When natural disasters strike, it’s inspiring to see people come together to help those in need. Answering the call to donate blood is a great way to support those in need. January is Blood Donor Month, a reminder to consider a donation if you are healthy and eligible.
Those who live with arthritis or a similar type of joint pain may have questions about donating blood. Is it possible? Will donation centers allow it? Once upon a time, patients with rheumatoid arthritis were forbidden to give blood, but after research concluded that RA autoantibodies could not be transmitted to others through transfusion, the ban was lifted. (Source) If you wish to help your community in this capacity, it may be possible provided the following:
- You are not currently experiencing an arthritic flare-up or illness that prevents a donation.
- You are currently taking a medication for joint pain that makes you ineligible for donation. In some cases, you may need to wait an extended period of time after you finish the meds.
- You have not been diagnosed with a separate illness (e.g. HIV/AIDS, certain types of cancers) that would disqualify you from donating.
If you are uncertain about your eligibility, your orthopaedic doctor can advise you.
If you are cleared to give and this is your first time donating, keep in mind a few tips to ensure your continued comfort through the process:
- Hydrate well the day before your donation to keep up your energy and to keep your joints flexible.
- Add iron-rich foods like spinach and turkey to your diet beforehand. Blood with iron deficiencies may not be accepted.
- Ask a friend or relative to accompany you if possible so you do not have to drive.

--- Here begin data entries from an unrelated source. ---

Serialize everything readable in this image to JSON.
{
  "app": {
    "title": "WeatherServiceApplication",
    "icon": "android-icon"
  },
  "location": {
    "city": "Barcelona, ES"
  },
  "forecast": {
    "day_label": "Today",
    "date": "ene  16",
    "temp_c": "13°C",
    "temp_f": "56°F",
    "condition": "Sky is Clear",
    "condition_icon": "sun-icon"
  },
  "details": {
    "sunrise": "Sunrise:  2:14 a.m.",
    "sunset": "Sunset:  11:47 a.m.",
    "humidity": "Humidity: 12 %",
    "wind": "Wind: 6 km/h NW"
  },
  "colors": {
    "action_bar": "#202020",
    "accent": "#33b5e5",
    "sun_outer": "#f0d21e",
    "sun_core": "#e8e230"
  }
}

- Hydrate with water over the next 24 hours after you donate so you do not experience any side effects.
See the Red Cross for more information on donating blood.